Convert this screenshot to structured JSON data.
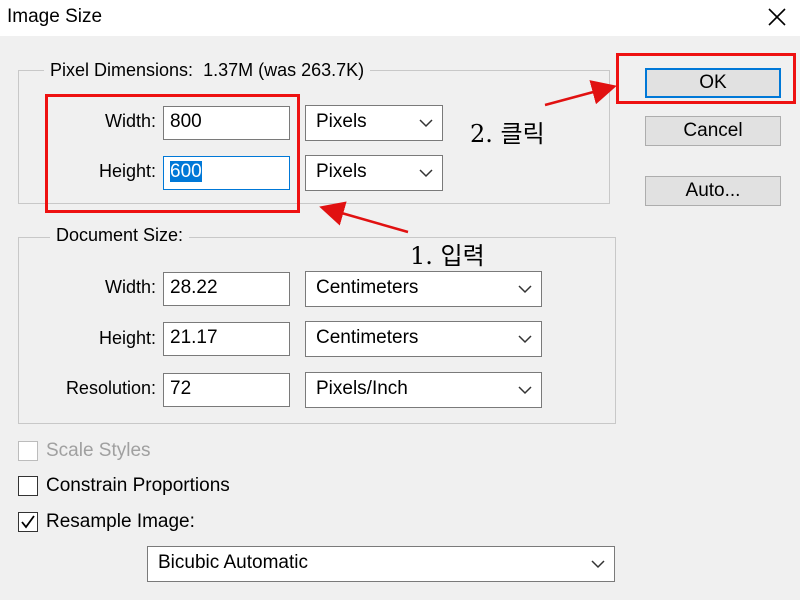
{
  "window": {
    "title": "Image Size"
  },
  "pixel_dimensions": {
    "legend": "Pixel Dimensions:",
    "size_info": "1.37M (was 263.7K)",
    "width_label": "Width:",
    "width_value": "800",
    "width_unit": "Pixels",
    "height_label": "Height:",
    "height_value": "600",
    "height_unit": "Pixels"
  },
  "document_size": {
    "legend": "Document Size:",
    "width_label": "Width:",
    "width_value": "28.22",
    "width_unit": "Centimeters",
    "height_label": "Height:",
    "height_value": "21.17",
    "height_unit": "Centimeters",
    "resolution_label": "Resolution:",
    "resolution_value": "72",
    "resolution_unit": "Pixels/Inch"
  },
  "buttons": {
    "ok": "OK",
    "cancel": "Cancel",
    "auto": "Auto..."
  },
  "options": {
    "scale_styles": {
      "label": "Scale Styles",
      "checked": false,
      "enabled": false
    },
    "constrain_proportions": {
      "label": "Constrain Proportions",
      "checked": false
    },
    "resample_image": {
      "label": "Resample Image:",
      "checked": true
    },
    "resample_method": "Bicubic Automatic"
  },
  "annotations": {
    "step1": "1. 입력",
    "step2": "2. 클릭",
    "color": "#e11111"
  },
  "colors": {
    "selection": "#0078d7",
    "dialog_bg": "#f0f0f0"
  }
}
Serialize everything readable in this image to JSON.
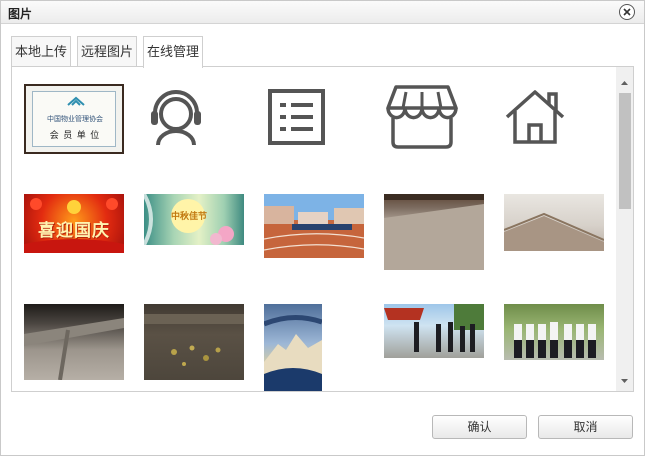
{
  "dialog": {
    "title": "图片"
  },
  "tabs": [
    {
      "label": "本地上传",
      "active": false
    },
    {
      "label": "远程图片",
      "active": false
    },
    {
      "label": "在线管理",
      "active": true
    }
  ],
  "gallery": {
    "plaque_text": {
      "line1": "中国物业管理协会",
      "line2": "会 员 单 位"
    },
    "banner_text": "喜迎国庆",
    "moon_text": "中秋佳节"
  },
  "buttons": {
    "confirm": "确认",
    "cancel": "取消"
  },
  "colors": {
    "icon_stroke": "#555555",
    "tab_border": "#cfcfcf",
    "scroll_thumb": "#c1c1c1"
  }
}
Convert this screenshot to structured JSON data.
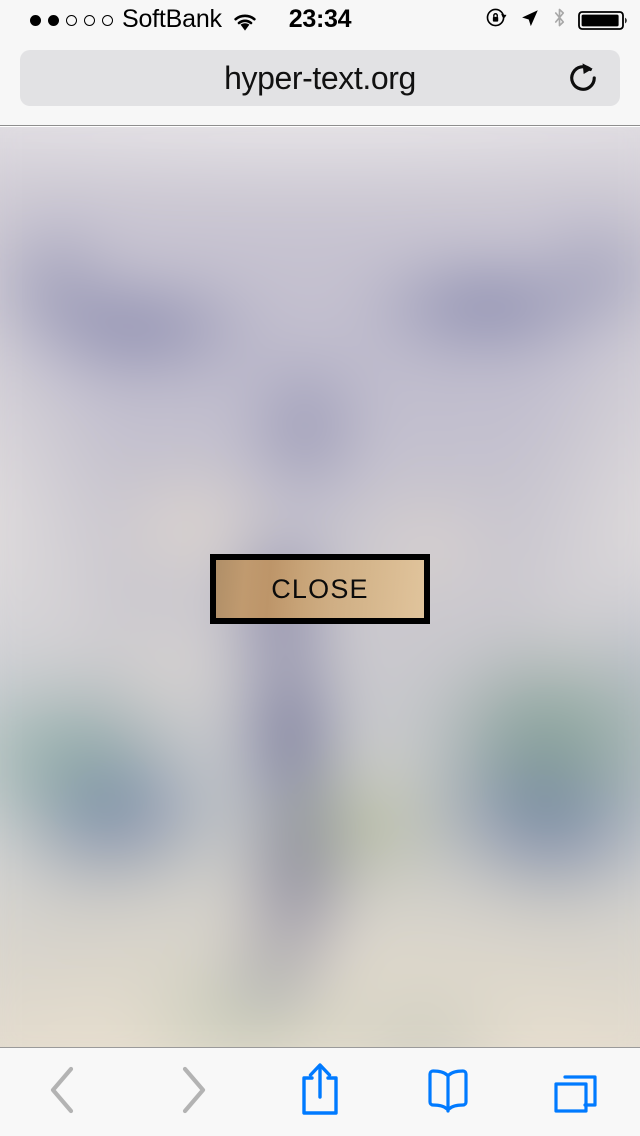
{
  "status_bar": {
    "signal_dots_total": 5,
    "signal_dots_filled": 2,
    "carrier": "SoftBank",
    "wifi_icon": "wifi-icon",
    "time": "23:34",
    "rotation_lock_icon": "rotation-lock-icon",
    "location_icon": "location-arrow-icon",
    "bluetooth_icon": "bluetooth-icon",
    "battery_icon": "battery-icon",
    "battery_level_percent": 88
  },
  "browser": {
    "url": "hyper-text.org",
    "url_placeholder": "Search or enter website name",
    "reload_icon": "reload-icon"
  },
  "content": {
    "type": "blurred-photograph",
    "description": "heavily blurred image"
  },
  "overlay": {
    "close_button_label": "CLOSE"
  },
  "toolbar": {
    "items": [
      {
        "name": "back-button",
        "icon": "chevron-left-icon",
        "enabled": false
      },
      {
        "name": "forward-button",
        "icon": "chevron-right-icon",
        "enabled": false
      },
      {
        "name": "share-button",
        "icon": "share-icon",
        "enabled": true
      },
      {
        "name": "bookmarks-button",
        "icon": "book-icon",
        "enabled": true
      },
      {
        "name": "tabs-button",
        "icon": "tabs-icon",
        "enabled": true
      }
    ]
  },
  "colors": {
    "accent_blue": "#007aff",
    "disabled_gray": "#b3b3b3",
    "chrome_background": "#f7f7f7",
    "url_field_background": "#e2e2e4",
    "button_border": "#000000",
    "button_fill_dark": "#b08f68",
    "button_fill_light": "#e0c49c"
  }
}
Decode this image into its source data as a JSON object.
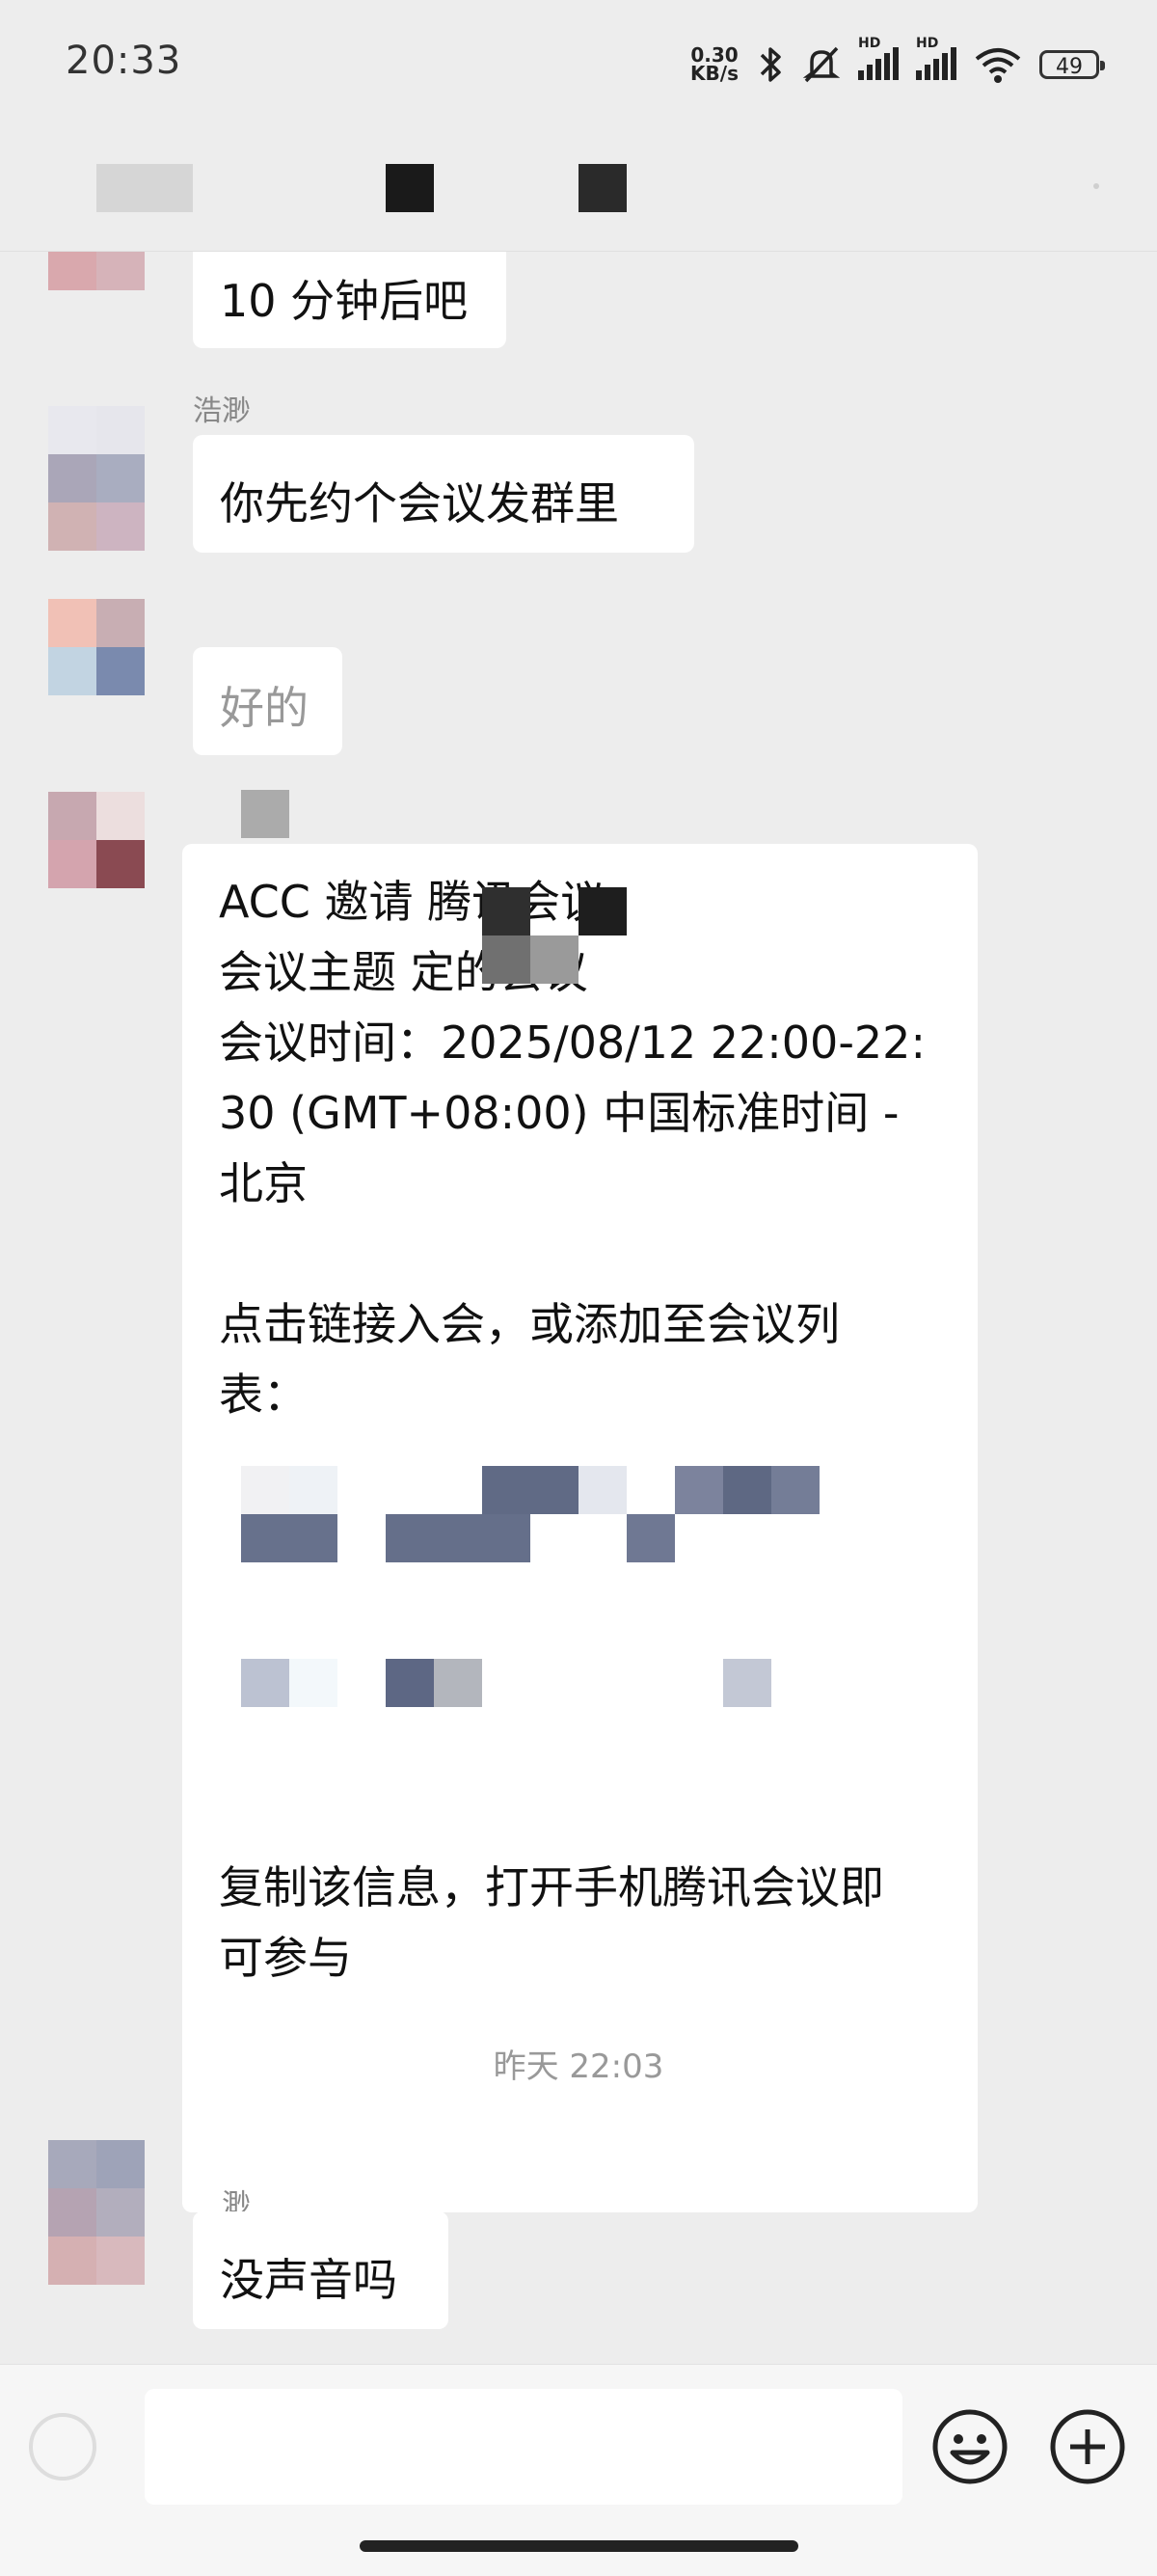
{
  "status": {
    "time": "20:33",
    "net_speed_value": "0.30",
    "net_speed_unit": "KB/s",
    "signal_label_1": "HD",
    "signal_label_2": "HD",
    "battery": "49",
    "icons": [
      "bluetooth-icon",
      "mute-bell-icon",
      "signal-icon",
      "signal-icon",
      "wifi-icon",
      "battery-icon"
    ]
  },
  "messages": [
    {
      "text": "10 分钟后吧"
    },
    {
      "sender": "浩渺",
      "text": "你先约个会议发群里"
    },
    {
      "text": "好的"
    },
    {
      "meeting_lines": [
        "ACC 邀请    腾讯会议",
        "会议主题    定的会议",
        "会议时间：2025/08/12 22:00-22:",
        "30 (GMT+08:00) 中国标准时间 -",
        "北京",
        "",
        "点击链接入会，或添加至会议列",
        "表：",
        "复制该信息，打开手机腾讯会议即",
        "可参与"
      ]
    },
    {
      "sender": "渺",
      "text": "没声音吗"
    }
  ],
  "timestamp": "昨天 22:03",
  "input": {
    "placeholder": ""
  },
  "icons": {
    "emoji": "emoji-icon",
    "add": "add-icon"
  },
  "colors": {
    "background": "#ededed",
    "bubble": "#ffffff",
    "timestamp": "#999999"
  }
}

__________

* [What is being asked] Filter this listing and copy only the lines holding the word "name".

* [Result]
    "url_placeholder": "Search or enter website name",
        "name": "back-button",
        "name": "forward-button",
        "name": "share-button",
        "name": "bookmarks-button",
        "name": "tabs-button",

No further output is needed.